Required action: Extract all of the data and reproduce it precisely.

● ● ● ● ●

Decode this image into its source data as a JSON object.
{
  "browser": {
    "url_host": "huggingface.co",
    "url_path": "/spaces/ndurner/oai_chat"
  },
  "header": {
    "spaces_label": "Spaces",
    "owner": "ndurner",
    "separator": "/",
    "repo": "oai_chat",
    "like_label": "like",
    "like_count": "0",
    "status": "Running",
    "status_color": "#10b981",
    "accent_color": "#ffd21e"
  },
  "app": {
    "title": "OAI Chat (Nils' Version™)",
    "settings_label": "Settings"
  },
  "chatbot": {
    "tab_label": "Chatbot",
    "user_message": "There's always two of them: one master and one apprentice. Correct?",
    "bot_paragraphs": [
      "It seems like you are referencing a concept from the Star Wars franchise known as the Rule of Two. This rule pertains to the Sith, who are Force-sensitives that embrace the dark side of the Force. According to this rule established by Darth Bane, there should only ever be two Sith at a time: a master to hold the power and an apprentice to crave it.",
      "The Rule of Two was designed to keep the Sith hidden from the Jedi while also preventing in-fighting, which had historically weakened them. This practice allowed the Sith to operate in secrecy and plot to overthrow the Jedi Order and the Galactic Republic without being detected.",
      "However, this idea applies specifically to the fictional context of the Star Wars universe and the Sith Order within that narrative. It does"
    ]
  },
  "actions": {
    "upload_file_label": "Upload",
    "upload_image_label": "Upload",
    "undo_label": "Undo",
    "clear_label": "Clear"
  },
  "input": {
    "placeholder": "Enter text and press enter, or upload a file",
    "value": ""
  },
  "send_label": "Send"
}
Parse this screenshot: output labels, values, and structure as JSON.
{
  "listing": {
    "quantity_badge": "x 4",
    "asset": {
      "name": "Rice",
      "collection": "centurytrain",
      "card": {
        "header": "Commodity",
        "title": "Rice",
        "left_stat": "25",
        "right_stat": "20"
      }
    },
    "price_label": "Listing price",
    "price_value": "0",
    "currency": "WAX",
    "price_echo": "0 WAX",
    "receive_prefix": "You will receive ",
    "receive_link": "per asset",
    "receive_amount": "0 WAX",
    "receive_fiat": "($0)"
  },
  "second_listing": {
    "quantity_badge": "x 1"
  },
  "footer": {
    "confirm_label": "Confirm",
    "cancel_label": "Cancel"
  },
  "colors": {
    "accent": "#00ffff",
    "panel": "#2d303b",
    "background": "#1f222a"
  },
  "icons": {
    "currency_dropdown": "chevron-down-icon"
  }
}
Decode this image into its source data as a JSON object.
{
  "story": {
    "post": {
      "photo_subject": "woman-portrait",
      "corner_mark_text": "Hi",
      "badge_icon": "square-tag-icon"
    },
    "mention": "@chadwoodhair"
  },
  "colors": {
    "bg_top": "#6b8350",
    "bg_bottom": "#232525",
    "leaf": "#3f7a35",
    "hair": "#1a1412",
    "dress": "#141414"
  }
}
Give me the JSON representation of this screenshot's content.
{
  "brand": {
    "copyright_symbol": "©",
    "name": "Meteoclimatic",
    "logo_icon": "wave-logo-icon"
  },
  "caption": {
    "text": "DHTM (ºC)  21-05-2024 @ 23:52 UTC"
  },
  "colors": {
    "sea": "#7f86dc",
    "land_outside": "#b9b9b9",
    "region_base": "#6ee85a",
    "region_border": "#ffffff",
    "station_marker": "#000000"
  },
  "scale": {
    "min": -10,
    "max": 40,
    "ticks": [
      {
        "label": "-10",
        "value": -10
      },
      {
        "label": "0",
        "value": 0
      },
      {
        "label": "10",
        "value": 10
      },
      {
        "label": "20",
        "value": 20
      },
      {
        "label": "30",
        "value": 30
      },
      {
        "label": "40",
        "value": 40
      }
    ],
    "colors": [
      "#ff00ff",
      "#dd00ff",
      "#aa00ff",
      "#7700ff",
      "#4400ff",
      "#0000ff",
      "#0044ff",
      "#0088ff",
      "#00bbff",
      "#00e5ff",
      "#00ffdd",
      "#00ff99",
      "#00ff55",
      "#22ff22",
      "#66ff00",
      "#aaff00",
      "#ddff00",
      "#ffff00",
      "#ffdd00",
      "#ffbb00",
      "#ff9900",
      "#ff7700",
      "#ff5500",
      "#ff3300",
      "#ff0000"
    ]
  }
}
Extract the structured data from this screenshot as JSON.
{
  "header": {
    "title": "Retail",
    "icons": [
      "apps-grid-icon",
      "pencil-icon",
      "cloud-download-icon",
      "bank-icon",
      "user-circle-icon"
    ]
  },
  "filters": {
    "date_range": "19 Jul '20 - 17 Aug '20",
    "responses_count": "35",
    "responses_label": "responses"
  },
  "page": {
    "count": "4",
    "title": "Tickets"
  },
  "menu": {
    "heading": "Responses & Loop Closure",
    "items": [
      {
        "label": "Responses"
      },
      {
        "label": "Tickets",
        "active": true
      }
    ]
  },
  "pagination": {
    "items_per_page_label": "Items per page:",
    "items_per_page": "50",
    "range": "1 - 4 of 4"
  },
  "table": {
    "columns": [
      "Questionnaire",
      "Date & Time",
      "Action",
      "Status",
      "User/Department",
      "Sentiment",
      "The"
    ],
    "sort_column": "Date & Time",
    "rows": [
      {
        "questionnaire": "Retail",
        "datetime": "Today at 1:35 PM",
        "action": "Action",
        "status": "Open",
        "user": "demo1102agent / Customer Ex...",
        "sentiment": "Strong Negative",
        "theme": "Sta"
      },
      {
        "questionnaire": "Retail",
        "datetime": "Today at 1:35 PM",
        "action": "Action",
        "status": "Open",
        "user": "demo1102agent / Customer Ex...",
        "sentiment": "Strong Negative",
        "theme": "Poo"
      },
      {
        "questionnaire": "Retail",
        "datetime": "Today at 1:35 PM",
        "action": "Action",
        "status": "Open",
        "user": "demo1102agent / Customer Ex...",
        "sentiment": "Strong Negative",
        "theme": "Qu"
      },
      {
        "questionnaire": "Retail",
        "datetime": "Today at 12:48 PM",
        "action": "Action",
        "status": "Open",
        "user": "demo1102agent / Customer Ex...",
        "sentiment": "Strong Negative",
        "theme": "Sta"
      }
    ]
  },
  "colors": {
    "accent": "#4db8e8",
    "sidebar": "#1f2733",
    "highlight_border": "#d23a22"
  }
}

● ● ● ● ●

Answer for this exercise:
Decode this image into its source data as a JSON object.
{
  "browser": {
    "url_host": "huggingface.co",
    "url_path": "/spaces/ndurner/oai_chat"
  },
  "header": {
    "spaces_label": "Spaces",
    "owner": "ndurner",
    "separator": "/",
    "repo": "oai_chat",
    "like_label": "like",
    "like_count": "0",
    "status": "Running",
    "status_color": "#10b981",
    "accent_color": "#ffd21e"
  },
  "app": {
    "title": "OAI Chat (Nils' Version™)",
    "settings_label": "Settings"
  },
  "chatbot": {
    "tab_label": "Chatbot",
    "user_message": "There's always two of them: one master and one apprentice. Correct?",
    "bot_paragraphs": [
      "It seems like you are referencing a concept from the Star Wars franchise known as the Rule of Two. This rule pertains to the Sith, who are Force-sensitives that embrace the dark side of the Force. According to this rule established by Darth Bane, there should only ever be two Sith at a time: a master to hold the power and an apprentice to crave it.",
      "The Rule of Two was designed to keep the Sith hidden from the Jedi while also preventing in-fighting, which had historically weakened them. This practice allowed the Sith to operate in secrecy and plot to overthrow the Jedi Order and the Galactic Republic without being detected.",
      "However, this idea applies specifically to the fictional context of the Star Wars universe and the Sith Order within that narrative. It does"
    ]
  },
  "actions": {
    "upload_file_label": "Upload",
    "upload_image_label": "Upload",
    "undo_label": "Undo",
    "clear_label": "Clear"
  },
  "input": {
    "placeholder": "Enter text and press enter, or upload a file",
    "value": ""
  },
  "send_label": "Send"
}
Parse this screenshot: output labels, values, and structure as JSON.
{
  "listing": {
    "quantity_badge": "x 4",
    "asset": {
      "name": "Rice",
      "collection": "centurytrain",
      "card": {
        "header": "Commodity",
        "title": "Rice",
        "left_stat": "25",
        "right_stat": "20"
      }
    },
    "price_label": "Listing price",
    "price_value": "0",
    "currency": "WAX",
    "price_echo": "0 WAX",
    "receive_prefix": "You will receive ",
    "receive_link": "per asset",
    "receive_amount": "0 WAX",
    "receive_fiat": "($0)"
  },
  "second_listing": {
    "quantity_badge": "x 1"
  },
  "footer": {
    "confirm_label": "Confirm",
    "cancel_label": "Cancel"
  },
  "colors": {
    "accent": "#00ffff",
    "panel": "#2d303b",
    "background": "#1f222a"
  },
  "icons": {
    "currency_dropdown": "chevron-down-icon"
  }
}
Decode this image into its source data as a JSON object.
{
  "story": {
    "post": {
      "photo_subject": "woman-portrait",
      "corner_mark_text": "Hi",
      "badge_icon": "square-tag-icon"
    },
    "mention": "@chadwoodhair"
  },
  "colors": {
    "bg_top": "#6b8350",
    "bg_bottom": "#232525",
    "leaf": "#3f7a35",
    "hair": "#1a1412",
    "dress": "#141414"
  }
}
Give me the JSON representation of this screenshot's content.
{
  "brand": {
    "copyright_symbol": "©",
    "name": "Meteoclimatic",
    "logo_icon": "wave-logo-icon"
  },
  "caption": {
    "text": "DHTM (ºC)  21-05-2024 @ 23:52 UTC"
  },
  "colors": {
    "sea": "#7f86dc",
    "land_outside": "#b9b9b9",
    "region_base": "#6ee85a",
    "region_border": "#ffffff",
    "station_marker": "#000000"
  },
  "scale": {
    "min": -10,
    "max": 40,
    "ticks": [
      {
        "label": "-10",
        "value": -10
      },
      {
        "label": "0",
        "value": 0
      },
      {
        "label": "10",
        "value": 10
      },
      {
        "label": "20",
        "value": 20
      },
      {
        "label": "30",
        "value": 30
      },
      {
        "label": "40",
        "value": 40
      }
    ],
    "colors": [
      "#ff00ff",
      "#dd00ff",
      "#aa00ff",
      "#7700ff",
      "#4400ff",
      "#0000ff",
      "#0044ff",
      "#0088ff",
      "#00bbff",
      "#00e5ff",
      "#00ffdd",
      "#00ff99",
      "#00ff55",
      "#22ff22",
      "#66ff00",
      "#aaff00",
      "#ddff00",
      "#ffff00",
      "#ffdd00",
      "#ffbb00",
      "#ff9900",
      "#ff7700",
      "#ff5500",
      "#ff3300",
      "#ff0000"
    ]
  }
}
Extract the structured data from this screenshot as JSON.
{
  "header": {
    "title": "Retail",
    "icons": [
      "apps-grid-icon",
      "pencil-icon",
      "cloud-download-icon",
      "bank-icon",
      "user-circle-icon"
    ]
  },
  "filters": {
    "date_range": "19 Jul '20 - 17 Aug '20",
    "responses_count": "35",
    "responses_label": "responses"
  },
  "page": {
    "count": "4",
    "title": "Tickets"
  },
  "menu": {
    "heading": "Responses & Loop Closure",
    "items": [
      {
        "label": "Responses"
      },
      {
        "label": "Tickets",
        "active": true
      }
    ]
  },
  "pagination": {
    "items_per_page_label": "Items per page:",
    "items_per_page": "50",
    "range": "1 - 4 of 4"
  },
  "table": {
    "columns": [
      "Questionnaire",
      "Date & Time",
      "Action",
      "Status",
      "User/Department",
      "Sentiment",
      "The"
    ],
    "sort_column": "Date & Time",
    "rows": [
      {
        "questionnaire": "Retail",
        "datetime": "Today at 1:35 PM",
        "action": "Action",
        "status": "Open",
        "user": "demo1102agent / Customer Ex...",
        "sentiment": "Strong Negative",
        "theme": "Sta"
      },
      {
        "questionnaire": "Retail",
        "datetime": "Today at 1:35 PM",
        "action": "Action",
        "status": "Open",
        "user": "demo1102agent / Customer Ex...",
        "sentiment": "Strong Negative",
        "theme": "Poo"
      },
      {
        "questionnaire": "Retail",
        "datetime": "Today at 1:35 PM",
        "action": "Action",
        "status": "Open",
        "user": "demo1102agent / Customer Ex...",
        "sentiment": "Strong Negative",
        "theme": "Qu"
      },
      {
        "questionnaire": "Retail",
        "datetime": "Today at 12:48 PM",
        "action": "Action",
        "status": "Open",
        "user": "demo1102agent / Customer Ex...",
        "sentiment": "Strong Negative",
        "theme": "Sta"
      }
    ]
  },
  "colors": {
    "accent": "#4db8e8",
    "sidebar": "#1f2733",
    "highlight_border": "#d23a22"
  }
}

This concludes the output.